Photo of Chris Bryant Chris Bryant Parliamentary Under-Secretary (Europe)

The complexity of the WEU was that it had so many different categories of membership. There were the 10 core member countries, but all 27 members of the EU were allied, and then there were other countries, such as NATO allies, who took on observer status. That is why we believe that now is the right time to put together a more appropriate structure, so that the Parliaments around Europe, including our allies such as Turkey-one of the countries which my hon. Friend may have been alluding to-can closely scrutinise the common foreign, defence and security policy that has developed across the whole of Europe.

Photo of Mark Francois Mark Francois Shadow Minister (Europe)

The Minister pointed out in his written statement of 30 March that the EU's common security and defence policy remains intergovernmental and is thus a matter for national Parliaments.
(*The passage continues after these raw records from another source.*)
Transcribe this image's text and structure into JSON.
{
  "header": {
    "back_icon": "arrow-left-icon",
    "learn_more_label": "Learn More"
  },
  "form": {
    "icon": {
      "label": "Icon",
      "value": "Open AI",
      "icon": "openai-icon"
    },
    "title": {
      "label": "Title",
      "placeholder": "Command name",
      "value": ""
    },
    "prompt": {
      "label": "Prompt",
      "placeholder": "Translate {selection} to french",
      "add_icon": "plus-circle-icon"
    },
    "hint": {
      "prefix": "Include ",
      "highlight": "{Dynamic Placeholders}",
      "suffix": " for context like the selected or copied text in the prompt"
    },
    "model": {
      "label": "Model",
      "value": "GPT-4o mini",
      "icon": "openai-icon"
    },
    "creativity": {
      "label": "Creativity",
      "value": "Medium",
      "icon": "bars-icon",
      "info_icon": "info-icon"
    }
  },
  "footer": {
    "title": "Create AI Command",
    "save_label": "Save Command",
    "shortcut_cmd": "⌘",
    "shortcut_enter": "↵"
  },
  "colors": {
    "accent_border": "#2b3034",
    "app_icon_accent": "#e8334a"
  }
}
How does he see these arrangements operating in future, and how will he accommodate NATO allies such as Turkey and Norway, which are associate members of the current Assembly but which are not in the EU? How is this actually going to work?

Photo of Chris Bryant Chris Bryant Parliamentary Under-Secretary (Europe)

One of the most important things is that we ensure that we have a cost-effective structure. The costs that have been incurred by the WEU Assembly alone for the United Kingdom over the past few years have been phenomenal. We believe, as does every other country among the 10 core members, that it is right to wind up that organisation. We do not believe it would be right-I can probably garner the hon. Gentleman's support for this, at least-for the European Parliament to take on responsibility for considering this matter. We believe that it is clearly laid down in the Lisbon treaty that that should not be a responsibility for the European Parliament. I look forward to debating some of those issues with him over the next few weeks, since he has already turned down five debates with me on Europe since the beginning of the year.